Enforcing the rules at Lake Macbride State Park– even with its recent spate of alcohol-related skirmishes at the public beach that caused the DNR to institute an early closing time– is a far cry from Rocca’s experience at Lake Manawa.
Manawa is one of two Iowa State Parks within city limits, and burgeoning populations in Council Bluffs and Omaha have brought a higher level of criminal activity that often overflowed into the park.
“Each park has its own different user bases,” said Rocca. “Lake Manawa was intensive law enforcement.”
Rocca said the public has the perception park rangers aren’t the same kind of law enforcement officers as police or sheriff personnel.
“We do the same things police departments can do. In fact, sometimes we work with police departments in their training, so if we respond to assist, or they come to assist us, we are consistent in our response.”
Rocca became a certified defensive tactics instructor for the DNR and is a certified OWI instructor, allowing him to teach other rangers how to assess and handle interactions that could become combative. The DNR also trains its own instructors for dealing with firearms and for driving while in pursuit.
“There have been situations when we’ve gone to cite a person, or ask for their drivers license, and people say, ‘you’re just a rent-a-cop, you can’t do anything,” he said. “We’ve also had people who try to outrun us, thinking if they got outside the park grounds, we couldn’t do anything. That’s not the case. We are certified officers, sworn to uphold any law under the Code of Iowa.”
In addition to law enforcement, park rangers assist with maintaining the park and its facilities all year long, and must be knowledgeable in how to support the park’s natural resources as well as possess skills in areas like construction and equipment repair.
“You become a jack-of-all-trades,” said Rocca. “You take a sense of pride in what you do, trying to make it a safe, clean place for people to come for recreation.”

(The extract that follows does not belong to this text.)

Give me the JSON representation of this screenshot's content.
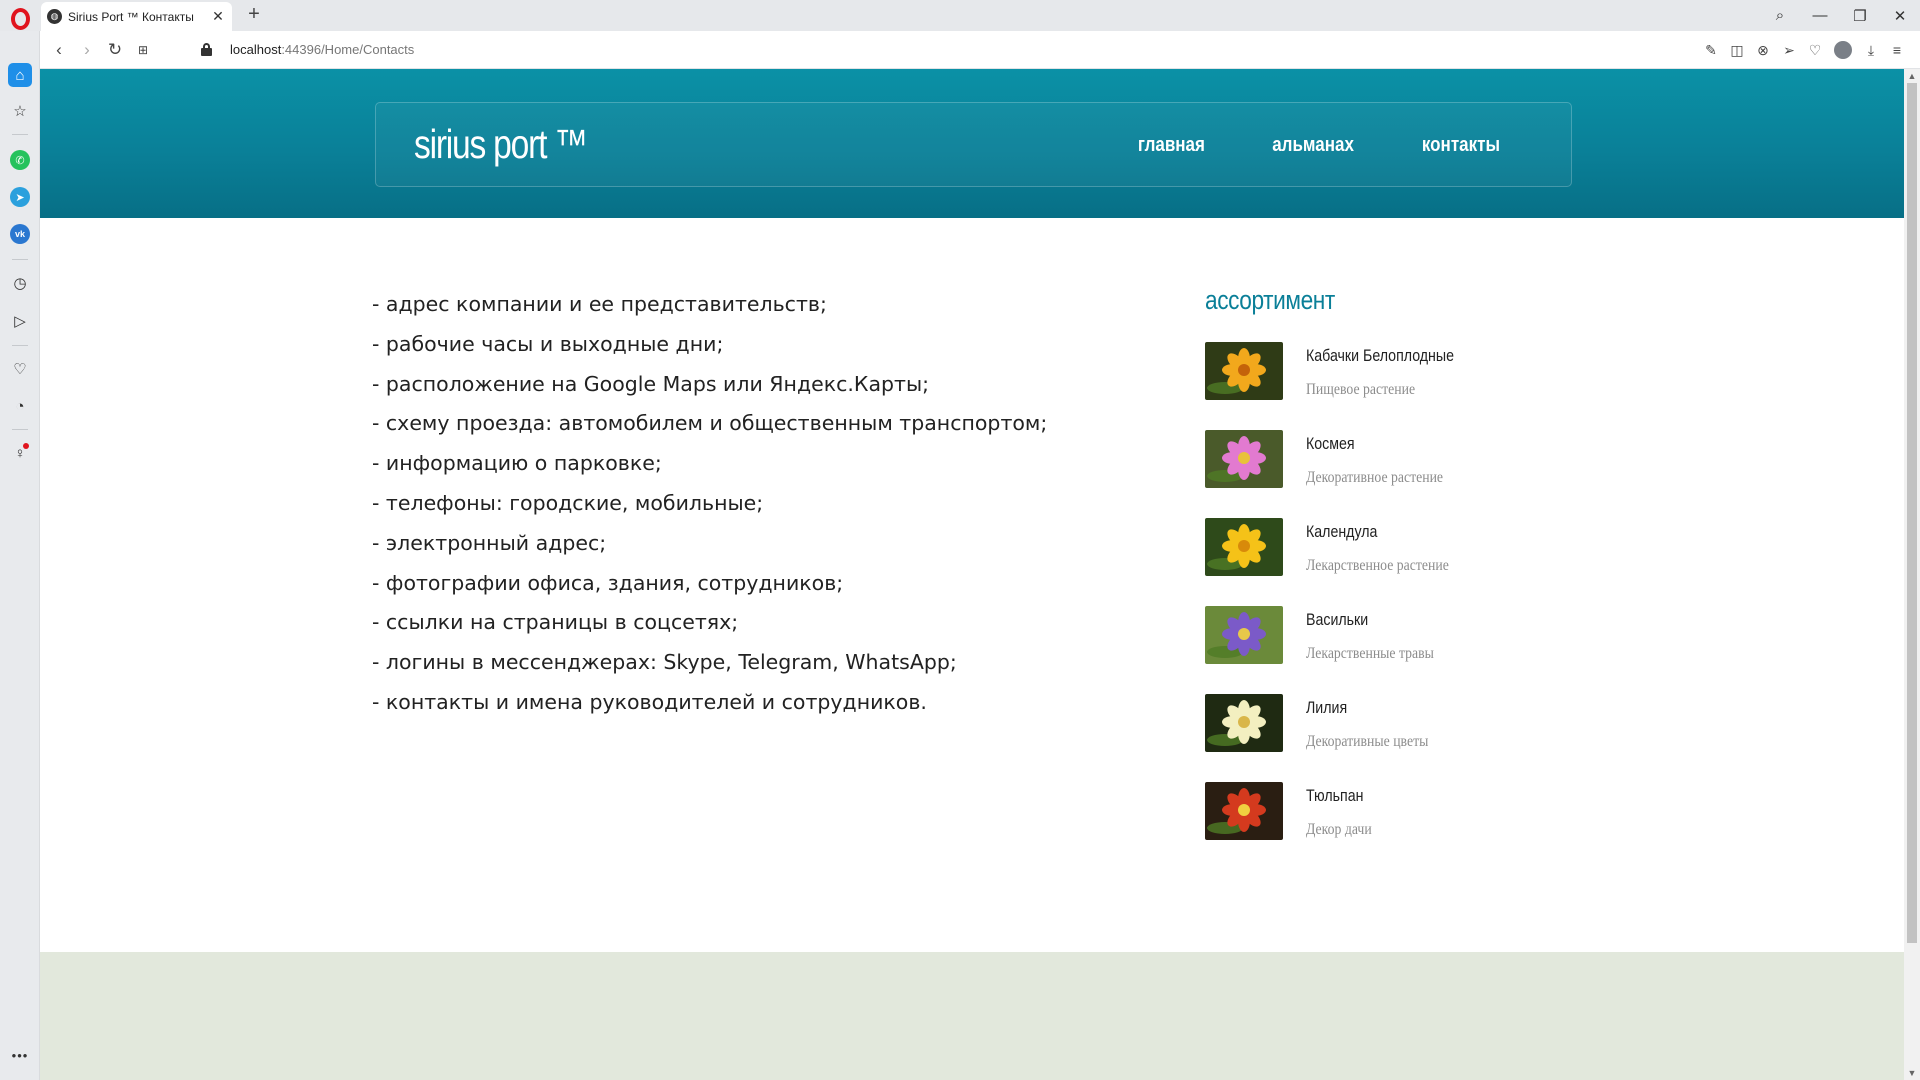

With year-round activities like hiking on its trails and camping at the renovated campground, and seasonal activities such as the free public beach, boat rentals and fishing in summer, and snowmobiling, cross country skiing and ice fishing in the winter. Rocca hopes everyone will enjoy all the park has to offer.
“Macbride is a great place to recreate and bring your family. The campground was just renovated a few years ago, updated with 50 amp electricity with full hookups. We will get the beach turned around, and the lake is a great place for fishing and boating and getting away for the weekend.”
Personally, Rocca said, he is happy to be home.
“I look forward to getting to know people in Solon and the surrounding area for many years,” he said.